RAW DATA
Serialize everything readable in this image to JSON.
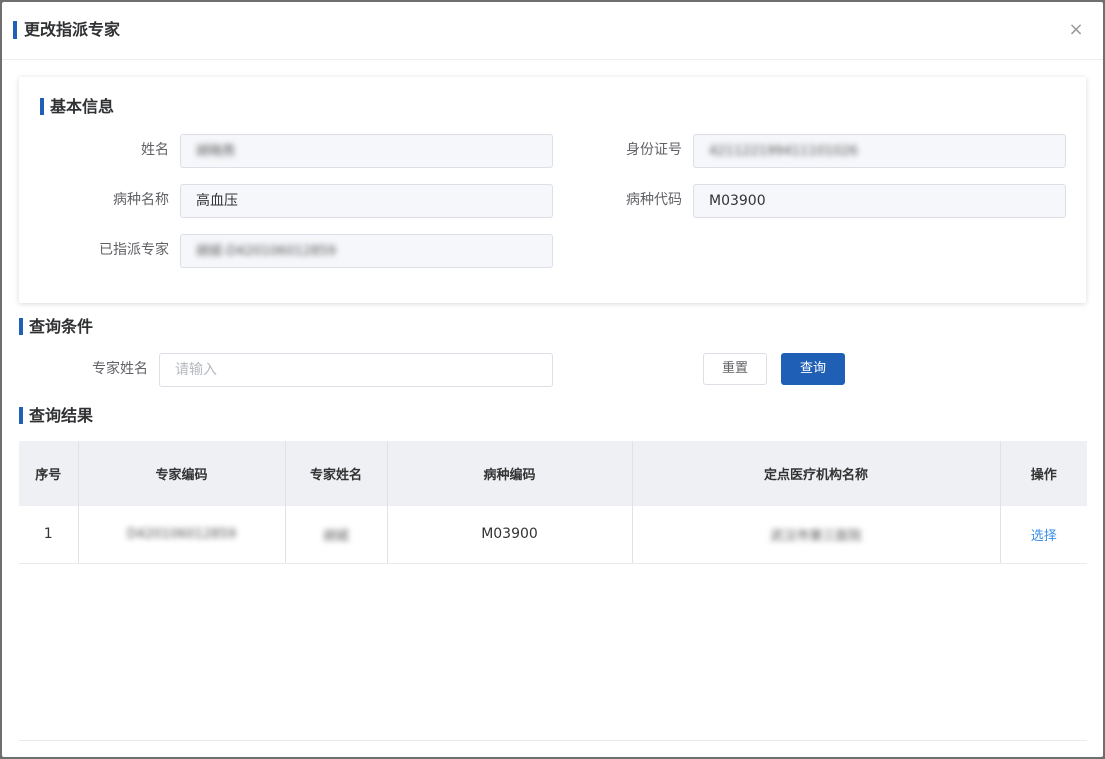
{
  "modal": {
    "title": "更改指派专家",
    "close_symbol": "×"
  },
  "basic_info": {
    "title": "基本信息",
    "name_label": "姓名",
    "name_value": "胡晓燕",
    "id_label": "身份证号",
    "id_value": "421122199411101026",
    "disease_name_label": "病种名称",
    "disease_name_value": "高血压",
    "disease_code_label": "病种代码",
    "disease_code_value": "M03900",
    "assigned_expert_label": "已指派专家",
    "assigned_expert_value": "胡斌-D420106012859"
  },
  "query": {
    "title": "查询条件",
    "expert_name_label": "专家姓名",
    "expert_name_placeholder": "请输入",
    "reset_label": "重置",
    "query_label": "查询"
  },
  "results": {
    "title": "查询结果",
    "columns": [
      "序号",
      "专家编码",
      "专家姓名",
      "病种编码",
      "定点医疗机构名称",
      "操作"
    ],
    "rows": [
      {
        "index": "1",
        "expert_code": "D420106012859",
        "expert_name": "胡斌",
        "disease_code": "M03900",
        "institution": "武汉市第三医院",
        "action": "选择"
      }
    ]
  },
  "colors": {
    "accent": "#1f5fb6",
    "link": "#3a8ee6"
  }
}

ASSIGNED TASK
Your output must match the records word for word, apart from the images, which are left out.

RESPONSE
Serialize everything readable in this image to JSON.
{
  "modal": {
    "title": "更改指派专家",
    "close_symbol": "×"
  },
  "basic_info": {
    "title": "基本信息",
    "name_label": "姓名",
    "name_value": "胡晓燕",
    "id_label": "身份证号",
    "id_value": "421122199411101026",
    "disease_name_label": "病种名称",
    "disease_name_value": "高血压",
    "disease_code_label": "病种代码",
    "disease_code_value": "M03900",
    "assigned_expert_label": "已指派专家",
    "assigned_expert_value": "胡斌-D420106012859"
  },
  "query": {
    "title": "查询条件",
    "expert_name_label": "专家姓名",
    "expert_name_placeholder": "请输入",
    "reset_label": "重置",
    "query_label": "查询"
  },
  "results": {
    "title": "查询结果",
    "columns": [
      "序号",
      "专家编码",
      "专家姓名",
      "病种编码",
      "定点医疗机构名称",
      "操作"
    ],
    "rows": [
      {
        "index": "1",
        "expert_code": "D420106012859",
        "expert_name": "胡斌",
        "disease_code": "M03900",
        "institution": "武汉市第三医院",
        "action": "选择"
      }
    ]
  },
  "colors": {
    "accent": "#1f5fb6",
    "link": "#3a8ee6"
  }
}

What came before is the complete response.